When we arrived back at the ranch, I put the bull out with the Angus cows and kept my fingers crossed for a sellable calf crop. To my surprise, the next years calf crop was much better than anyone could have imagined. The calves were small at birth, which meant their mamas had no complications during delivery. The calves got up quickly, gained weight rapidly, and their coloring was spectacular. They had hybrid vigor, and fantastic temperaments. The meat quality was still unknown, but with fingers crossed again, I put Outspoken back out with the angus cows. We waited 9 more months for the following calf crop. Again, the calves were amazing.
During this time, I had studied and learned all I could about longhorns. Through this research I discovered my bull’s bloodlines.
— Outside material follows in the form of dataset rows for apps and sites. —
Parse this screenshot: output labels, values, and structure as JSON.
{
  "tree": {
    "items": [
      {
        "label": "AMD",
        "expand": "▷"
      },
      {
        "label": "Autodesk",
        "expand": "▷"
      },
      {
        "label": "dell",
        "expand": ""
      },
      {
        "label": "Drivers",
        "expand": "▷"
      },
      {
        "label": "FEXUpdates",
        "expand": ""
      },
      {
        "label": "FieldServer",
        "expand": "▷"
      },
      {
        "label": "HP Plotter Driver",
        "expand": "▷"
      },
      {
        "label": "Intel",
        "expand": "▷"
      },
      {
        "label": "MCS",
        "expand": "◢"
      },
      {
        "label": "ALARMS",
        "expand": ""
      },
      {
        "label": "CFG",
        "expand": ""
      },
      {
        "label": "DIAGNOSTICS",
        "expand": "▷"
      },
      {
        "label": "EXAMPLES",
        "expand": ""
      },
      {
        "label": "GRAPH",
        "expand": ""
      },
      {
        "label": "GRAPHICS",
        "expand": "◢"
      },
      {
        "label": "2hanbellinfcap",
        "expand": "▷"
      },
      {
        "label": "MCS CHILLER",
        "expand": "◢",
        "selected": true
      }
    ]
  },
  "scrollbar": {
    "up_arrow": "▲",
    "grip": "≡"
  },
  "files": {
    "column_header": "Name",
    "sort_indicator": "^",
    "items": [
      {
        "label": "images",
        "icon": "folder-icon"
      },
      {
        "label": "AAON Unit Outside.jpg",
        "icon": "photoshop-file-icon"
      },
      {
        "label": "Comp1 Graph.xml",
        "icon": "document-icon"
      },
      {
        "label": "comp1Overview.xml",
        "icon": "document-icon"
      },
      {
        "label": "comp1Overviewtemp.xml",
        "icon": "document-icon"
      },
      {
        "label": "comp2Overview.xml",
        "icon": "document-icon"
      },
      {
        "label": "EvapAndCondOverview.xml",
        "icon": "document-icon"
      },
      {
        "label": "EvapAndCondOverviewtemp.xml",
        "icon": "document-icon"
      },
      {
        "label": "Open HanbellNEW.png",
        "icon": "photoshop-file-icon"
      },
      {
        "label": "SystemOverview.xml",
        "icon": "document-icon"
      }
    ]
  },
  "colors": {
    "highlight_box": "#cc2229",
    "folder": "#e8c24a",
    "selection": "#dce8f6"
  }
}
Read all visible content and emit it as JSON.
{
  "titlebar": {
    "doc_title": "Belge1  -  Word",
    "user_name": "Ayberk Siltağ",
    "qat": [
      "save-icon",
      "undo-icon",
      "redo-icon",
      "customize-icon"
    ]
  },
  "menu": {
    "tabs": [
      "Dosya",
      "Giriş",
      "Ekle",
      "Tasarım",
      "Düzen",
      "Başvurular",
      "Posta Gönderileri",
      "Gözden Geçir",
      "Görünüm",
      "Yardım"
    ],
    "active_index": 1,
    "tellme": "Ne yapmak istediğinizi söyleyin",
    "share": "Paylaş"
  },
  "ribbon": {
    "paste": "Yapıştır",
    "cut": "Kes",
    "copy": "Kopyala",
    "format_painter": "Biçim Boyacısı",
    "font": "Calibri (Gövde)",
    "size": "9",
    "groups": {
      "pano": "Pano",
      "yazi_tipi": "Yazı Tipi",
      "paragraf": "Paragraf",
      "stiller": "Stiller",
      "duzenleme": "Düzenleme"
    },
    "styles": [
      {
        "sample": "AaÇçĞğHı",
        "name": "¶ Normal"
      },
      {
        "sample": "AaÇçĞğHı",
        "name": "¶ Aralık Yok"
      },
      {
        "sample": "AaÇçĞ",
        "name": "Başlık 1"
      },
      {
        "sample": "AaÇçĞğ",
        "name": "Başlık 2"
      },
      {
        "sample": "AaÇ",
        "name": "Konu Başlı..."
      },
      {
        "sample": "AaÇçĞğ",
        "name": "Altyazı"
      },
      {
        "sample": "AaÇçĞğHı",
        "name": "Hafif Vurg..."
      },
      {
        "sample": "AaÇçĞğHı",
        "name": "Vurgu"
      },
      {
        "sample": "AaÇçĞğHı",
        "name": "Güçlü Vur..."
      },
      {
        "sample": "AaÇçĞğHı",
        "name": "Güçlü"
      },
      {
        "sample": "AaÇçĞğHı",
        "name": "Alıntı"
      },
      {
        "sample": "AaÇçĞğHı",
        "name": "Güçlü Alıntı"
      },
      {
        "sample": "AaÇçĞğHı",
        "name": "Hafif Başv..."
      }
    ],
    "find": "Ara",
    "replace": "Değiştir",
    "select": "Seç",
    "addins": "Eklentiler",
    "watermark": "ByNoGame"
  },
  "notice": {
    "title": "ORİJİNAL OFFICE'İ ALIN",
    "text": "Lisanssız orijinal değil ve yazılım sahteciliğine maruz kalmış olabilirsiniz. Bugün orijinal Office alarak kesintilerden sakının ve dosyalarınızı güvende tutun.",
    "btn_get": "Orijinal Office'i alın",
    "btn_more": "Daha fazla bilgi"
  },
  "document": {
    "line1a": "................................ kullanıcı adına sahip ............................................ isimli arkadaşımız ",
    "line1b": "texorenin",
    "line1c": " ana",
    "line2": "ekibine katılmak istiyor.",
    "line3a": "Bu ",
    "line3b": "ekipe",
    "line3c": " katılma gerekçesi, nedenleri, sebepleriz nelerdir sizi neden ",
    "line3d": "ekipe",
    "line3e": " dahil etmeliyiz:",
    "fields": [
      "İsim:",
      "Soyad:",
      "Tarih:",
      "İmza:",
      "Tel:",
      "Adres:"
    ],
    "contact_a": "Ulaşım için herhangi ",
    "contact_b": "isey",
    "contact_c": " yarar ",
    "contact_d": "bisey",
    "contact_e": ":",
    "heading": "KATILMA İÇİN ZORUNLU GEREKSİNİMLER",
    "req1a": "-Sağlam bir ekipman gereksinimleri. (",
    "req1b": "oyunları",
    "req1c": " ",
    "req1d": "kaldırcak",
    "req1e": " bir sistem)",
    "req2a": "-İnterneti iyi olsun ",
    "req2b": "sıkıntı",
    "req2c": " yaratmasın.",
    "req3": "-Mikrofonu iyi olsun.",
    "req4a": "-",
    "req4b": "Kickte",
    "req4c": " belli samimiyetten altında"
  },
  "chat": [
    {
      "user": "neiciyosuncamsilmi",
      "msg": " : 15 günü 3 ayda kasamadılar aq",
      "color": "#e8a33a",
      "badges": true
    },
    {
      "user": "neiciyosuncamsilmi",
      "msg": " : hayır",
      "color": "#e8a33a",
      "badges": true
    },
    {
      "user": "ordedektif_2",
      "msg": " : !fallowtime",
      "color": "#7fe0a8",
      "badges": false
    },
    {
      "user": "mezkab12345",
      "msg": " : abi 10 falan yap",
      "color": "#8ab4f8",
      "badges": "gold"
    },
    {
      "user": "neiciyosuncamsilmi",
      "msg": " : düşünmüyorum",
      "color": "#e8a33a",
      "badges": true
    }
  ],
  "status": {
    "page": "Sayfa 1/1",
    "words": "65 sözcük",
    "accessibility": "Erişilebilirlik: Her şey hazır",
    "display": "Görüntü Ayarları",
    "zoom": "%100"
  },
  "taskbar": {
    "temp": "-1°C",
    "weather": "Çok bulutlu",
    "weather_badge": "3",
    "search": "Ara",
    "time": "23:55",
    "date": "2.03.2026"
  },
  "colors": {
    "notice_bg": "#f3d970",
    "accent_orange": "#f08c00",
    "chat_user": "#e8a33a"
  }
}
Turns out this sale barn bull came from some of the top genetics in longhorn history! This silly, can’t get him out of my head, bull was a 100% pure blooded longhorn royalty. Go figure! I also learned that the name “Outspoken” on his ear tag identified his mother and was not his name. However, we had called him Outspoken from day one and so it became his nick name. I worked with the Texas Longhorn Breeders Association of America to get this bull registered under the name “BSR Super Iron”, to pay respect to his dam, “EOT Super Outspoken” and his sire, the famous bull, “Drag Iron”.
Another thing I had learned while working with Outspoken was that he was truly a gentle giant. He loved head rubs and back scratches. I could sit on his back. I could move him from pen to field and back again on foot and by myself. He came when I called his name. He was a gentleman bull who rivaled all the rest!
Another 9 months later and it was decision time. I knew that Outspoken was an amazing bull with a fantastic attitude, heart of gold, and bloodlines that were top notch. However, it was time to discover what the meat he was producing was like. I took the first butcher-ready steer to the processer, and 2 weeks later my family and I sat down to a dinner of grilled vegetables, roasted potatoes, and rib steaks.
With fingers crossed again, we all took our first bite of steak. What we tasted was sweet, flavorful, tender, and juicy. The mouth feel was spot on, and the flavor was unlike any other meat we had ever tasted! The whole family swallowed, paused, and started laughing with delight. Because I’d been a strutting, shaking in my boots, brainiac who brought home this silly bull (the one who used to have sad eyes), we had produced the best dang grass-fed beef!
Blue Spoon Ranch produces the finest grass-fed and grass-finished beef that you can feed your family! (We also dabble with a few other meats and products for your enjoyment.) Our just under 100-acre ranch is home to three amazing kiddos, an amazing Grammy, an angus heard, one brainiac lady with a crazy idea and a lifetime of cow rears, a few overly chunky and spoiled, but oh so loved critters, and a giant bull that we call Outspoken.
Welcome and thanks for reading our story!